══ Recorded data ══

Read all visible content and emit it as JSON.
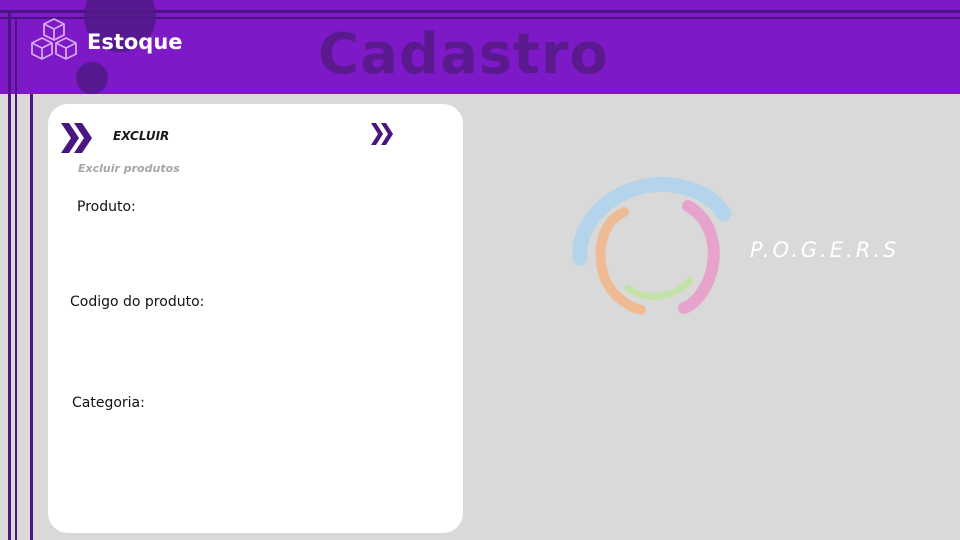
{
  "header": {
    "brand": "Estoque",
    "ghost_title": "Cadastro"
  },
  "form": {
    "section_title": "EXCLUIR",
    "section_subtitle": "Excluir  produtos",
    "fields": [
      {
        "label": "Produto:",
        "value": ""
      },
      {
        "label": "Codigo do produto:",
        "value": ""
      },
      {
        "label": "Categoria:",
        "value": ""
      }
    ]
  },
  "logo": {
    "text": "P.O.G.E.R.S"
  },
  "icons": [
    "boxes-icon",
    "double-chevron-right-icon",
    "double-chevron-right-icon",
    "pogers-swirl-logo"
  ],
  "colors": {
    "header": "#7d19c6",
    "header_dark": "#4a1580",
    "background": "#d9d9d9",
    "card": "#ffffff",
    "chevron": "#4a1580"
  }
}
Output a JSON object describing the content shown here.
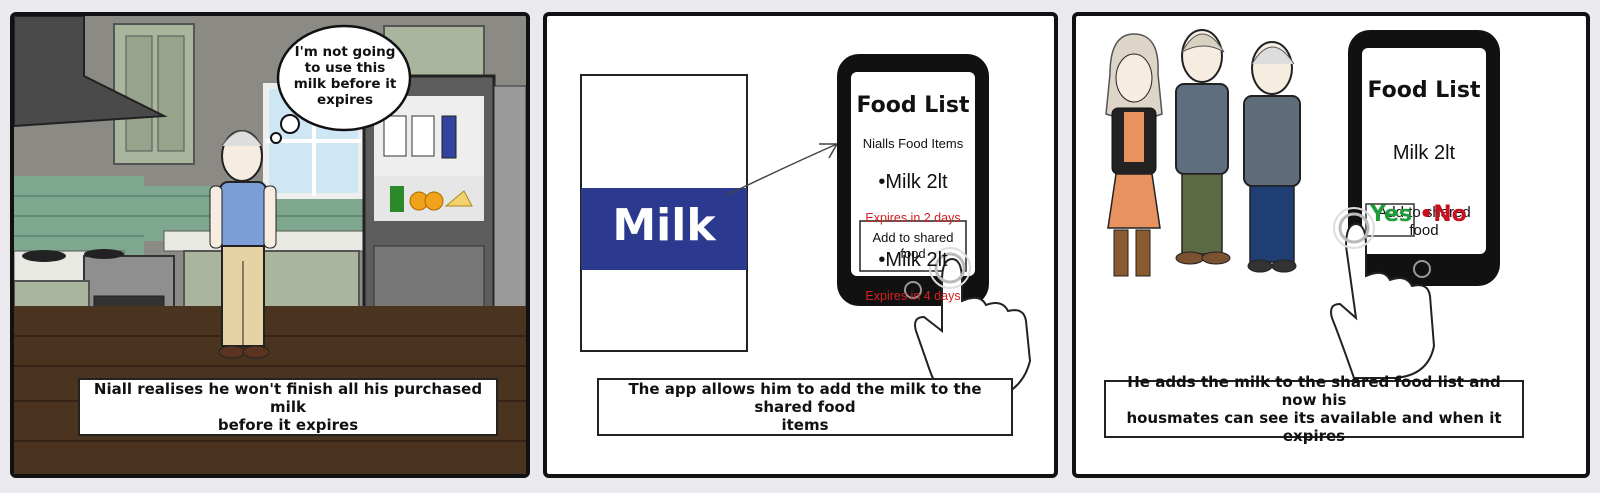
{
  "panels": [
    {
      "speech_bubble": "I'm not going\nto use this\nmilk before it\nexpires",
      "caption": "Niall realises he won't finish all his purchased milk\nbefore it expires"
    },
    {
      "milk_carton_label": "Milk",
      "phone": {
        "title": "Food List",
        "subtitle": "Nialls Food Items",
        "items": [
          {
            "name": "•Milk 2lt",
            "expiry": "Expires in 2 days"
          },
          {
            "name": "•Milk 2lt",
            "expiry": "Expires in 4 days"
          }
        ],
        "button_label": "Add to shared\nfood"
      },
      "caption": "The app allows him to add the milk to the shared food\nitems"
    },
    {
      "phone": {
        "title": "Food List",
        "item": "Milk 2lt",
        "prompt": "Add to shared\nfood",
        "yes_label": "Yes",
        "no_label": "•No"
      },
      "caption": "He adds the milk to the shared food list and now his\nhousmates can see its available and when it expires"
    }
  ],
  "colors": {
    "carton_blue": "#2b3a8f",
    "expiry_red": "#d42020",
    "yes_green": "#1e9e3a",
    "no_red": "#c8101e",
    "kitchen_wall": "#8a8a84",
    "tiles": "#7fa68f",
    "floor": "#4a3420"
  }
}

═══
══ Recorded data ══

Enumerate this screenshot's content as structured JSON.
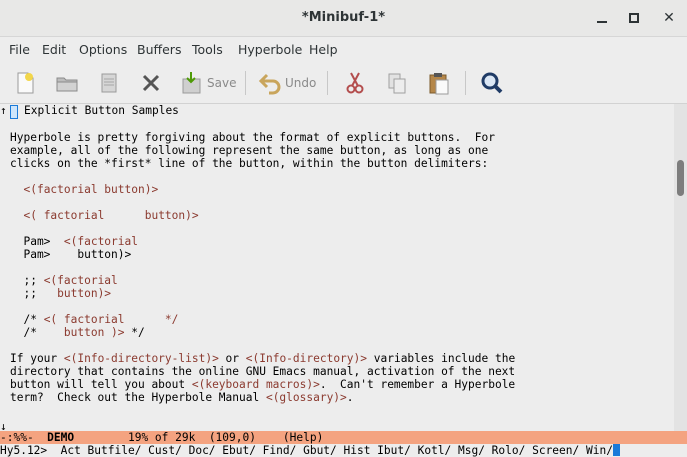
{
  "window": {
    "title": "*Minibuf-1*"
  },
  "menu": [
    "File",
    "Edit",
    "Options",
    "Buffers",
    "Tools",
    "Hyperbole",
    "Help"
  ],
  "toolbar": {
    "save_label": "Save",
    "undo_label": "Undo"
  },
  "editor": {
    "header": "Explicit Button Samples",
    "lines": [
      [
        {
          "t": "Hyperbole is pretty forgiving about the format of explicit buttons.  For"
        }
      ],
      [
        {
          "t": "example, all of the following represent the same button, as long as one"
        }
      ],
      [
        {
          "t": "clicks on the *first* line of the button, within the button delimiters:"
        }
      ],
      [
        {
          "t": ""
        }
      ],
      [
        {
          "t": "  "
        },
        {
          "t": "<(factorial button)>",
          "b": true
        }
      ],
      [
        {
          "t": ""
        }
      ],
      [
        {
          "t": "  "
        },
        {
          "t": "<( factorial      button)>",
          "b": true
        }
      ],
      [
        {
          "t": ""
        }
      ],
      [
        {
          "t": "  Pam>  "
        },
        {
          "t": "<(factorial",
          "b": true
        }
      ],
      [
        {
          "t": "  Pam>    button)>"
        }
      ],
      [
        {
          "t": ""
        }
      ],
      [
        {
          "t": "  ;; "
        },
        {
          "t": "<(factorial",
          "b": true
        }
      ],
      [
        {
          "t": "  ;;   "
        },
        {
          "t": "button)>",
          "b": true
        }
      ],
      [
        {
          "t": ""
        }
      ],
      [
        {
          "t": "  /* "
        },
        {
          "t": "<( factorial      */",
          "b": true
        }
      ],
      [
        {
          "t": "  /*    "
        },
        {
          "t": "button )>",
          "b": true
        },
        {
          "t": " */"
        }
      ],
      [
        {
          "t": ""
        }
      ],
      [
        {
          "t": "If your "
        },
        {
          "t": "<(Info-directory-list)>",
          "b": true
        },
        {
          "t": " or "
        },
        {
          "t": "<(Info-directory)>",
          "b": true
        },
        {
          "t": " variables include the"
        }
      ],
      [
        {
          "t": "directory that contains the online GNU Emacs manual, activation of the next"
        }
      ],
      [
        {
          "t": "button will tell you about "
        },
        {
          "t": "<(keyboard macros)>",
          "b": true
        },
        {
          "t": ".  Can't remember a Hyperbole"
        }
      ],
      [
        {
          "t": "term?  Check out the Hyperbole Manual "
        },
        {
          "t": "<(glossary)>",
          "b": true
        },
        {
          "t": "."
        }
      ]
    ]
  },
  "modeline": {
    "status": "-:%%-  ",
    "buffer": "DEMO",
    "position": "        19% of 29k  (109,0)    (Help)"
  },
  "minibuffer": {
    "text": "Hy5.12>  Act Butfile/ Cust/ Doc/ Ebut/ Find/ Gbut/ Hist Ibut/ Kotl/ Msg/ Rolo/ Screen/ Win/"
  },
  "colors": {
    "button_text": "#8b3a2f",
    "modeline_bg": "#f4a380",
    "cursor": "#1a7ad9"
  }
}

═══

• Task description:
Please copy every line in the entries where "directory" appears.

• Response box:
          "t": "<(Info-directory-list)>",
          "t": "<(Info-directory)>",
          "t": "directory that contains the online GNU Emacs manual, activation of the next"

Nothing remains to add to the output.